“It is vital for third parties to provide ‘resistance’ to heirs in order for them to grow, develop and thrive of their own accord.”
A failure to properly educate an heir in this way can have one of two outcomes. Either they can suffer from ‘affluenza’, where wealth does not represent something that must be respected, stewarded and protected but instead is as freely available as water from a tap. This obligation-free lifestyle has a tendency to self-destruct.
On the other hand, heirs can go to the opposite extreme, with a version of survivors guilt; ‘Why do I have this money, why not others more worthy than me?’ or simply, ‘It’s not my money, I haven’t earned it’, which can be equally paralysing in terms of their ability to effectively manage the wealth they inherit.
Of course, families also need to create effective structures – a governance system through which they can communicate and build trust, a Family Council through which decisions can be reached together and a Shareholders’ Assembly through which a family’s ownership of a business can be effectively controlled. Without ‘Fair Process’, however, such structures cannot be effective and this is where the role of a trusted adviser is critical to success.
“On the other hand, heirs can go to the opposite extreme, with a version of survivors guilt; ‘Why do I have this money, why not others more worthy than me?’ or simply, ‘It’s not my money, I haven’t earned it’”
Behind these structures, a family is best supported by aligning across generations around a ‘Family Wealth Mission’ which comprises the purpose of the wealth, the family’s collective legacy, a values system across generations and clarity around the specific timing and structure of an effective transition. Like every successful business, every successful family must have a narrative in which they all play a part.
I seek to bring an innovative and empowering way of problem-solving to families with unconventional lives. Although I teach PhD Psychologists at Cambridge University, perhaps my real training is the fact that I have worked with 21 athletes who broke world records over a four year period, I have lived in remote parts of Tibet, I have spent at least six months of my life meditating in silence, I have coached some of the world’s most successful billionaires to make even more money and I have worked in prisons and schools systems in the most deprived areas of modern society.
From all of these experiences, I have taken away the same basic lesson, which is that we are all – from the richest billionaire to the poorest slum dweller – prisoners ultimately not of economics but of our own patterns of thinking. Our limits are only ever set by our mind. And in that sense, wealthy families are just like other families, only more so, they navigate a complex mine field towards transition to the next generation – while blindfolded.

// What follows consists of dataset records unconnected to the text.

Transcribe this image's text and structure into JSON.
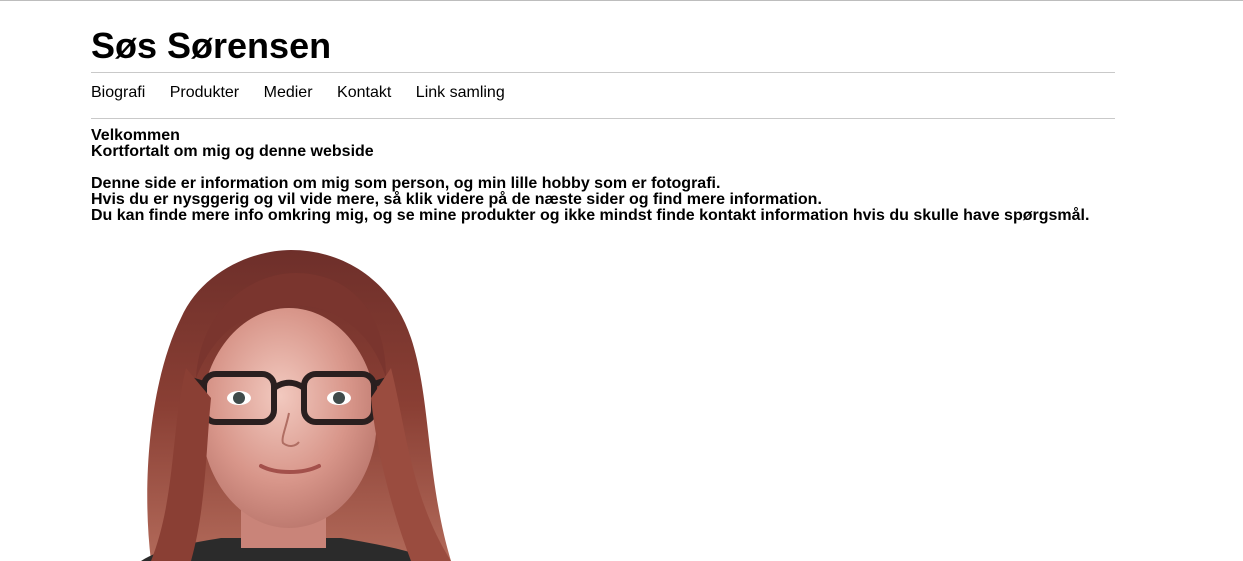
{
  "site": {
    "title": "Søs Sørensen"
  },
  "nav": {
    "items": [
      {
        "label": "Biografi"
      },
      {
        "label": "Produkter"
      },
      {
        "label": "Medier"
      },
      {
        "label": "Kontakt"
      },
      {
        "label": "Link samling"
      }
    ]
  },
  "content": {
    "heading": "Velkommen",
    "subheading": "Kortfortalt om mig og denne webside",
    "paragraphs": [
      "Denne side er information om mig som person, og min lille hobby som er fotografi.",
      "Hvis du er nysggerig og vil vide mere, så klik videre på de næste sider og find mere information.",
      "Du kan finde mere info omkring mig, og se mine produkter og ikke mindst finde kontakt information hvis du skulle have spørgsmål."
    ]
  },
  "colors": {
    "hair": "#8a3f34",
    "skin": "#d8968a",
    "glasses": "#2a1f1f",
    "rule": "#c9c9c9"
  }
}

Only when they understand this essential truth – that the acts of families are the real measure of success – can a family leverage their strengths and transcend the limitations placed on them by their human capital resources.